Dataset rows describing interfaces
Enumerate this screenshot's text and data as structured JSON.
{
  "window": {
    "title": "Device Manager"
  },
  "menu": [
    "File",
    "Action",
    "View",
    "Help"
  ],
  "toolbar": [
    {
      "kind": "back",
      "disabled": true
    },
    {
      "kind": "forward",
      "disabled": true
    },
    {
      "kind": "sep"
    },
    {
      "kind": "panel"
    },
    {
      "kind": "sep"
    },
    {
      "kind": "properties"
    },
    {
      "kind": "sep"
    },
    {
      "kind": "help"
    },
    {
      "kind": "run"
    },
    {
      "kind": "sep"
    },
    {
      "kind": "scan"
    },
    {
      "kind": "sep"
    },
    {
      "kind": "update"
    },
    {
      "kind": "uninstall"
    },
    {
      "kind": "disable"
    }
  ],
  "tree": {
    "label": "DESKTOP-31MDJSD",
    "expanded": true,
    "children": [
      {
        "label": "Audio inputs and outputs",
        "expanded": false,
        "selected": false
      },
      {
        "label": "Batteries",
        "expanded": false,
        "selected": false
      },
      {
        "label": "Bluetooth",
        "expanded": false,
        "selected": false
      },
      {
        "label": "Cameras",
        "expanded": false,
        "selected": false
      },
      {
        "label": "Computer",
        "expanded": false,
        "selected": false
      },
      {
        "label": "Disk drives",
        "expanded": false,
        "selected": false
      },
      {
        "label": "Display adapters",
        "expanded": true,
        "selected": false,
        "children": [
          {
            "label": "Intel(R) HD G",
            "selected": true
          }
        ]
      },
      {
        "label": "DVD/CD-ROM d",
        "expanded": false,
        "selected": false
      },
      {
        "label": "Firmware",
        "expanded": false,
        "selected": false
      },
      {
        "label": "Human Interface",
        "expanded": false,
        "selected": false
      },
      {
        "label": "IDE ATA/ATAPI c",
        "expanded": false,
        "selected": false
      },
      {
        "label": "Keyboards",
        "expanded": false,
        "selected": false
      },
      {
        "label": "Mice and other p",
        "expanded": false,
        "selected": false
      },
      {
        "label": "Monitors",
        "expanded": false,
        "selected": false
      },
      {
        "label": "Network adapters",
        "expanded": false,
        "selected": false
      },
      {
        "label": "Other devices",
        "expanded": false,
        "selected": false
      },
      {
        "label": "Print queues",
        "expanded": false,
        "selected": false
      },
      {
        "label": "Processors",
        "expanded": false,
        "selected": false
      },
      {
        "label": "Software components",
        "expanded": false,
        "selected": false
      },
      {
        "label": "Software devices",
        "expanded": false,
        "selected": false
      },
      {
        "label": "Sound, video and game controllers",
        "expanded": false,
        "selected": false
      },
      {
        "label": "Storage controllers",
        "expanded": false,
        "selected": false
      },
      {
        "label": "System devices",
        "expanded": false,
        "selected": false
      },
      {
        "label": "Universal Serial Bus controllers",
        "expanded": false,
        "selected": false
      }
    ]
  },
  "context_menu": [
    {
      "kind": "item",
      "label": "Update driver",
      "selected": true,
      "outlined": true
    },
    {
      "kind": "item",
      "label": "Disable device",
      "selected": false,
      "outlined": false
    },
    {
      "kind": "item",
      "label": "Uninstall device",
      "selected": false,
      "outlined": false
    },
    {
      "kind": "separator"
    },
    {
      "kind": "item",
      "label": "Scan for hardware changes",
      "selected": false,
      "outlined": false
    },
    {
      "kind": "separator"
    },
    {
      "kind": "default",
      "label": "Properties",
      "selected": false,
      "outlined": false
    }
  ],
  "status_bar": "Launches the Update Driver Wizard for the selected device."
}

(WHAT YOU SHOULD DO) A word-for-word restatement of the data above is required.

(TASK ANSWER)
Enumerate this screenshot's text and data as structured JSON.
{
  "window": {
    "title": "Device Manager"
  },
  "menu": [
    "File",
    "Action",
    "View",
    "Help"
  ],
  "toolbar": [
    {
      "kind": "back",
      "disabled": true
    },
    {
      "kind": "forward",
      "disabled": true
    },
    {
      "kind": "sep"
    },
    {
      "kind": "panel"
    },
    {
      "kind": "sep"
    },
    {
      "kind": "properties"
    },
    {
      "kind": "sep"
    },
    {
      "kind": "help"
    },
    {
      "kind": "run"
    },
    {
      "kind": "sep"
    },
    {
      "kind": "scan"
    },
    {
      "kind": "sep"
    },
    {
      "kind": "update"
    },
    {
      "kind": "uninstall"
    },
    {
      "kind": "disable"
    }
  ],
  "tree": {
    "label": "DESKTOP-31MDJSD",
    "expanded": true,
    "children": [
      {
        "label": "Audio inputs and outputs",
        "expanded": false,
        "selected": false
      },
      {
        "label": "Batteries",
        "expanded": false,
        "selected": false
      },
      {
        "label": "Bluetooth",
        "expanded": false,
        "selected": false
      },
      {
        "label": "Cameras",
        "expanded": false,
        "selected": false
      },
      {
        "label": "Computer",
        "expanded": false,
        "selected": false
      },
      {
        "label": "Disk drives",
        "expanded": false,
        "selected": false
      },
      {
        "label": "Display adapters",
        "expanded": true,
        "selected": false,
        "children": [
          {
            "label": "Intel(R) HD G",
            "selected": true
          }
        ]
      },
      {
        "label": "DVD/CD-ROM d",
        "expanded": false,
        "selected": false
      },
      {
        "label": "Firmware",
        "expanded": false,
        "selected": false
      },
      {
        "label": "Human Interface",
        "expanded": false,
        "selected": false
      },
      {
        "label": "IDE ATA/ATAPI c",
        "expanded": false,
        "selected": false
      },
      {
        "label": "Keyboards",
        "expanded": false,
        "selected": false
      },
      {
        "label": "Mice and other p",
        "expanded": false,
        "selected": false
      },
      {
        "label": "Monitors",
        "expanded": false,
        "selected": false
      },
      {
        "label": "Network adapters",
        "expanded": false,
        "selected": false
      },
      {
        "label": "Other devices",
        "expanded": false,
        "selected": false
      },
      {
        "label": "Print queues",
        "expanded": false,
        "selected": false
      },
      {
        "label": "Processors",
        "expanded": false,
        "selected": false
      },
      {
        "label": "Software components",
        "expanded": false,
        "selected": false
      },
      {
        "label": "Software devices",
        "expanded": false,
        "selected": false
      },
      {
        "label": "Sound, video and game controllers",
        "expanded": false,
        "selected": false
      },
      {
        "label": "Storage controllers",
        "expanded": false,
        "selected": false
      },
      {
        "label": "System devices",
        "expanded": false,
        "selected": false
      },
      {
        "label": "Universal Serial Bus controllers",
        "expanded": false,
        "selected": false
      }
    ]
  },
  "context_menu": [
    {
      "kind": "item",
      "label": "Update driver",
      "selected": true,
      "outlined": true
    },
    {
      "kind": "item",
      "label": "Disable device",
      "selected": false,
      "outlined": false
    },
    {
      "kind": "item",
      "label": "Uninstall device",
      "selected": false,
      "outlined": false
    },
    {
      "kind": "separator"
    },
    {
      "kind": "item",
      "label": "Scan for hardware changes",
      "selected": false,
      "outlined": false
    },
    {
      "kind": "separator"
    },
    {
      "kind": "default",
      "label": "Properties",
      "selected": false,
      "outlined": false
    }
  ],
  "status_bar": "Launches the Update Driver Wizard for the selected device."
}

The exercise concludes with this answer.